Match the string "JSON" against each line below, and copy every line that matches.
BEGIN THE INPUT
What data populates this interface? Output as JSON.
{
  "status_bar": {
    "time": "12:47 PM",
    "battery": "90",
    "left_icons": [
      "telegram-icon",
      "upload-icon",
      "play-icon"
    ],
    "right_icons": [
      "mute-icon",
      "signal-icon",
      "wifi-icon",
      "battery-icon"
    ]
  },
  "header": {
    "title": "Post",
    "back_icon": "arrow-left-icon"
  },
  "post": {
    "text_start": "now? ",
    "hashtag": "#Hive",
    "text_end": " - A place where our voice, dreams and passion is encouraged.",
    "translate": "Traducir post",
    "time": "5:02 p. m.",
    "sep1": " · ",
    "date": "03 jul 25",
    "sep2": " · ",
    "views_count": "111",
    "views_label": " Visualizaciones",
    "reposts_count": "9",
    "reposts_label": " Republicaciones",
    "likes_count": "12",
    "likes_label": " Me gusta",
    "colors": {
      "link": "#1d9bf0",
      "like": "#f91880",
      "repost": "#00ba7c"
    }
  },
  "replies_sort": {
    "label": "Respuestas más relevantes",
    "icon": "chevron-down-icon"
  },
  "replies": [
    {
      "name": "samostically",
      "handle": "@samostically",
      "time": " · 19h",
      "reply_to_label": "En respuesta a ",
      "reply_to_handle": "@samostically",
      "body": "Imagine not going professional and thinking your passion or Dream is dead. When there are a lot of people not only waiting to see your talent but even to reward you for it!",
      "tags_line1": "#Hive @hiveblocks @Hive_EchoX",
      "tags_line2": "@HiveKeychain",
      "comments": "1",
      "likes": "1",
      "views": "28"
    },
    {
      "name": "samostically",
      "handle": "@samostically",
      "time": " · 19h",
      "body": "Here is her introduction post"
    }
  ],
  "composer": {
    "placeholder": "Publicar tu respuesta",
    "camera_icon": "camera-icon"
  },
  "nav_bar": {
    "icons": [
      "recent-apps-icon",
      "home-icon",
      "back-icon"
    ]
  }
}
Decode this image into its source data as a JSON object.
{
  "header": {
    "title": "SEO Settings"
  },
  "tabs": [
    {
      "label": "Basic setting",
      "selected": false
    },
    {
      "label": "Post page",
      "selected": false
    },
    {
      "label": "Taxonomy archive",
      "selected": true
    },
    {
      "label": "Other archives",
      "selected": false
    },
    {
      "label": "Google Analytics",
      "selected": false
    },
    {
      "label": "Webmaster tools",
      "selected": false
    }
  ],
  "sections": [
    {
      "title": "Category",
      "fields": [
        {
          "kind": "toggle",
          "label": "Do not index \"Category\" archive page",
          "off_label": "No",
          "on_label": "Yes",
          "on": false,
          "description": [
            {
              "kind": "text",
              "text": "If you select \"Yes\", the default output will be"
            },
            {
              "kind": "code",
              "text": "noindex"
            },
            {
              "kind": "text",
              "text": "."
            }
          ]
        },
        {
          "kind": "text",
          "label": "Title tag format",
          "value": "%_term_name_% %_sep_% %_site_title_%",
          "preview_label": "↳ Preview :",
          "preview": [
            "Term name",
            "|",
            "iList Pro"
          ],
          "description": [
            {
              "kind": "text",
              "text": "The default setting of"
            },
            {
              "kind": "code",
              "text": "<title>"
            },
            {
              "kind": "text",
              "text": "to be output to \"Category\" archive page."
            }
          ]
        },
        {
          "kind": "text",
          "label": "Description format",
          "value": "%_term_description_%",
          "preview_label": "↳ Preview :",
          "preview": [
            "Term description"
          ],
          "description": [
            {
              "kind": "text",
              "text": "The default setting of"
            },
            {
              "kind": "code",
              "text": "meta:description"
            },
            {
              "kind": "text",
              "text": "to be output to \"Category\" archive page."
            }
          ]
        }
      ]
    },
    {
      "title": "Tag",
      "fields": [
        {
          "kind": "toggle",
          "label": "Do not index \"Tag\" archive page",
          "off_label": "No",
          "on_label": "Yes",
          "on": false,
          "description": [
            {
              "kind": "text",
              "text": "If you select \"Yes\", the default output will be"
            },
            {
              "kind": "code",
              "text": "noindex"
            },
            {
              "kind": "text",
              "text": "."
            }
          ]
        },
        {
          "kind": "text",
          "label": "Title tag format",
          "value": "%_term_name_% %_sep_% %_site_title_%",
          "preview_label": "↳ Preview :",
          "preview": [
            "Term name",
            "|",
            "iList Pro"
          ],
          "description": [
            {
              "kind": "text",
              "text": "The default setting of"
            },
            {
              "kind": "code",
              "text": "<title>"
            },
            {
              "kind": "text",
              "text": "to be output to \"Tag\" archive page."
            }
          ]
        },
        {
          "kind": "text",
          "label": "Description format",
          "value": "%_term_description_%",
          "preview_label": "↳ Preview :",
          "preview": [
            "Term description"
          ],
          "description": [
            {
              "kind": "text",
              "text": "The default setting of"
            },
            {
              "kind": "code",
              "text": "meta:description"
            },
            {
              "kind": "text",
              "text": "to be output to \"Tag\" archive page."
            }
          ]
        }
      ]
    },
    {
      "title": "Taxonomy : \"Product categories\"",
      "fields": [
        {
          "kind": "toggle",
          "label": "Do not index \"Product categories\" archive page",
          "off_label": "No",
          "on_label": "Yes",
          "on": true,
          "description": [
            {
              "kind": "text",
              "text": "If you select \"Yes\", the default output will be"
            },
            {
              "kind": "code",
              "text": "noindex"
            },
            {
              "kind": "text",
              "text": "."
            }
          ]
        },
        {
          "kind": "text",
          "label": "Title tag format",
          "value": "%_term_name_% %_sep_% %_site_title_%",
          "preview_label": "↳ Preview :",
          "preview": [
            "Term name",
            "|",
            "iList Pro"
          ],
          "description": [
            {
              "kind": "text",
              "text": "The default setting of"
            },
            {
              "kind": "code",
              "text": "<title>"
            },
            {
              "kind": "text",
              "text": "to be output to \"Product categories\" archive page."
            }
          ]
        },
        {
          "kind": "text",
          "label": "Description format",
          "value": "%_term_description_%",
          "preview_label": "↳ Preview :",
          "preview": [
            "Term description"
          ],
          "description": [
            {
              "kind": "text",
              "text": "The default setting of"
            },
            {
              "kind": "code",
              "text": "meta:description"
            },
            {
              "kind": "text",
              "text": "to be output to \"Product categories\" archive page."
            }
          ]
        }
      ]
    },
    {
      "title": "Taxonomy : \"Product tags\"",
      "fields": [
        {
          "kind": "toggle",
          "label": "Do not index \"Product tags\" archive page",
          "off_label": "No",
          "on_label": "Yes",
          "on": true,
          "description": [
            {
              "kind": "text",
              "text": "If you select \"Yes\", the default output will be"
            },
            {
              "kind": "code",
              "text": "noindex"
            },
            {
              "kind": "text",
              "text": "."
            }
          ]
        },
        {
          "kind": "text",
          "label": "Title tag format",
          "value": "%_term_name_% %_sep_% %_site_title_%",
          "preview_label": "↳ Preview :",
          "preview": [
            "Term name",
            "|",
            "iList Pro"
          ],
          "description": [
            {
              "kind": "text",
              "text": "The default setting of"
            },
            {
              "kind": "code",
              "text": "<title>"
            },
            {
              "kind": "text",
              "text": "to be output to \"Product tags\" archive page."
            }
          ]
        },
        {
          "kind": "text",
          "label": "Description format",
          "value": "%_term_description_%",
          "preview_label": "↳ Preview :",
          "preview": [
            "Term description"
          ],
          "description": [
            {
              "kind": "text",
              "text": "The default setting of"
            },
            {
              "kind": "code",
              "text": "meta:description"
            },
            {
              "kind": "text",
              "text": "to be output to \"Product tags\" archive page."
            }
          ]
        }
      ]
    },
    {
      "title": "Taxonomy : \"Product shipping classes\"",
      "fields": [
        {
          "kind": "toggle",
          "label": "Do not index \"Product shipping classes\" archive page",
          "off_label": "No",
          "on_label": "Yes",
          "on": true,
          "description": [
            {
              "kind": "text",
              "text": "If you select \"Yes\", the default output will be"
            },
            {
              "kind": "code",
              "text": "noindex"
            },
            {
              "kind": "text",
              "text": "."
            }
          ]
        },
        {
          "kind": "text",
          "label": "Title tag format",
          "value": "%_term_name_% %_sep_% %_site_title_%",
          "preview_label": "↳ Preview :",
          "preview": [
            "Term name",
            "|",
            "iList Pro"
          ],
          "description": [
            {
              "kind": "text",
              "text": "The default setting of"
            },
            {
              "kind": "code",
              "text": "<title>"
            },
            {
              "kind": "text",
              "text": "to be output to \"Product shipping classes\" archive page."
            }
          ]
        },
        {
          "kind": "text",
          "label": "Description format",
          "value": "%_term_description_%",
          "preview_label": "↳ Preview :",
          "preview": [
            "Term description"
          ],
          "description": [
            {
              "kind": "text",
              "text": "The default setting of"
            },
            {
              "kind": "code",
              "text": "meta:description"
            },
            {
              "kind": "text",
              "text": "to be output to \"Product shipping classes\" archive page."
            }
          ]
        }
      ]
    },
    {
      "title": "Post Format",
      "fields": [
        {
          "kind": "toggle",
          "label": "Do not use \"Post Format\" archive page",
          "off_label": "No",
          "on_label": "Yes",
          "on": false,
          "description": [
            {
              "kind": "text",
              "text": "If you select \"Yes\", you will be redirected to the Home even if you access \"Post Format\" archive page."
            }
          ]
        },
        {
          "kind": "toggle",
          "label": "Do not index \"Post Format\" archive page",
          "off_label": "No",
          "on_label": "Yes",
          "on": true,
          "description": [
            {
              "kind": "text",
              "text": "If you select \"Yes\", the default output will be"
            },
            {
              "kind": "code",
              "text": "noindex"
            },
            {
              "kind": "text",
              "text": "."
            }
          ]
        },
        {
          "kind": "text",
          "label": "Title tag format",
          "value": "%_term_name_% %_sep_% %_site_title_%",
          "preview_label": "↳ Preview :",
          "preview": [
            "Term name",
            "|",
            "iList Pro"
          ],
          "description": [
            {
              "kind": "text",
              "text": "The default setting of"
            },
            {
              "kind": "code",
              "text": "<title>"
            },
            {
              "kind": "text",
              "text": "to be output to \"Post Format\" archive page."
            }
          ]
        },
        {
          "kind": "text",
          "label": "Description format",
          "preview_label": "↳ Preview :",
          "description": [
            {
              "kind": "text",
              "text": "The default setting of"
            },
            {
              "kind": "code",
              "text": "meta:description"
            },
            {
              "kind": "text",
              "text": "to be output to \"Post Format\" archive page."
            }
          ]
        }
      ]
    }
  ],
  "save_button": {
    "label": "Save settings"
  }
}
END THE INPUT
◆ ANSWER TO THIS PROBLEM ◆
What data populates this interface? Output as JSON.
Decode this image into its source data as a JSON object.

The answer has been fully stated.